From this point on, Walton takes the DOJ to task for deceiving the court (whether deliberately or otherwise).
As the govemment is well aware, it has a heightened duty of candor to the Court in ex parte proceedings. Regardless of the government’s perception of the materiality of the preservation orders in Jewel and Shubert to its February 25 Motion, the government was on notice, as of February 26, 2014, that the plaintiffs in Jewel and First Unitarian believed that orders issued by the District Court for the Northem District of California required the preservation of the FISA telephony metadata at issue in the government’s February 25 Motion. [E-mail Correspondence at 6-7.] The fact that the plaintiffs had this understanding of those preservation orders — even if the government had a contrary understanding – was material to the FISC’s consideration of the February 25 Motion. The materiality of that fact is evidenced by the Court’s statement, based on the information provided by the government in the February 25 Motion, that “there is no indication that any of the plaintiffs have sought discovery of this information or made any effort to have it preserved.
The above might be written off as a failure to communicate, but Walton’s next paragraph details even more DOJ malfeasance.
The government, upon learning this information, should have made the FISC aware of the preservation orders and of the plaintiffs’ understanding of their scope, regardless of whether the plaintiffs had made a “specific request” that the FISC be so advised. Not only did the government fail to do so, but the E-mail Correspondence suggests that on February 28, 2014, the government sought to dissuade plaintiffs’ counsel from immediately raising this issue with the FISC or the Northern District of Califomia.
The next filing entered should be rather informative, based on Walton’s demands.
It is FURTHER ORDERED that the government shall make a filing with this Court pursuant to Rule 13(a) of the United States Foreign Intelligence Surveillance Court Rules of Procedure Rules of Procedure”) no later than April 2, 2014. As part of this filing, the government shall explain why it failed to notify this Court of the preservation orders in Jewel and Shubert and of the plaintiffs’ understanding of the scope of those orders, upon learning that plaintiffs’ counsel viewed those orders as applying to the Section 501 telephony metadata at issue in the February 25 Motion.

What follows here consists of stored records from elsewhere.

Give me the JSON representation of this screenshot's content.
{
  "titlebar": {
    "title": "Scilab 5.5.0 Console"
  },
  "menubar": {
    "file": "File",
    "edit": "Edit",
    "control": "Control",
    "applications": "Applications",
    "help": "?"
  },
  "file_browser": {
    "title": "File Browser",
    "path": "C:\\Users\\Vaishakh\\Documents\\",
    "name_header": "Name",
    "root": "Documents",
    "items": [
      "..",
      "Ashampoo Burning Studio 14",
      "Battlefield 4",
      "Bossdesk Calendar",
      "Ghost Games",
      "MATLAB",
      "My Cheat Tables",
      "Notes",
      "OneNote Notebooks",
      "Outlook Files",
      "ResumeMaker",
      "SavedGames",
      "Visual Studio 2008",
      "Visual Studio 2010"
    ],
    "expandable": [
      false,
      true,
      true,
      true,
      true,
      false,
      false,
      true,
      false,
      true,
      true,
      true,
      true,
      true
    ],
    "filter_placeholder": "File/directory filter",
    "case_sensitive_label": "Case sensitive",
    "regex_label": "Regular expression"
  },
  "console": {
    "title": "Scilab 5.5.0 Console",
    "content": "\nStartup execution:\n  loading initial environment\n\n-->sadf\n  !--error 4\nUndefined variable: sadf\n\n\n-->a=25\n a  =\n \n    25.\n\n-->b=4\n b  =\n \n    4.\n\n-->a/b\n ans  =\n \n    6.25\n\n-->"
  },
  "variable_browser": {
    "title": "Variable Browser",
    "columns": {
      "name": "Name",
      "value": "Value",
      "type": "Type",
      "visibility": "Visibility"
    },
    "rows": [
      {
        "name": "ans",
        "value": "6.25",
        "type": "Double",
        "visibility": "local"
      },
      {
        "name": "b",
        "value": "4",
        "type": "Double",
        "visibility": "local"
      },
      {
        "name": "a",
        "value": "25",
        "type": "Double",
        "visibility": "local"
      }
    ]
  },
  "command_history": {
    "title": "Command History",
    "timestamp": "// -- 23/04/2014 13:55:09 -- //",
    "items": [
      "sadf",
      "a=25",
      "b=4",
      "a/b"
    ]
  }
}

This latest order from Judge Walton shows that the government wants to destroy data that might be used as evidence. There was some back-and-forth previous to this, but the DOJ probably had a good idea what Judge Walton would say back in February when it showed up to ask to hold on to domestic surveillance records indefinitely, deploying civil litigation guidelines and common law requirements as its only rhetorical weapons. Walton refused and the DOJ went happily off to tell plaintiffs that the FISA court had overridden their existing preservation orders. If the plaintiffs hadn’t asked for a temporary restraining order, it might have gotten away with it.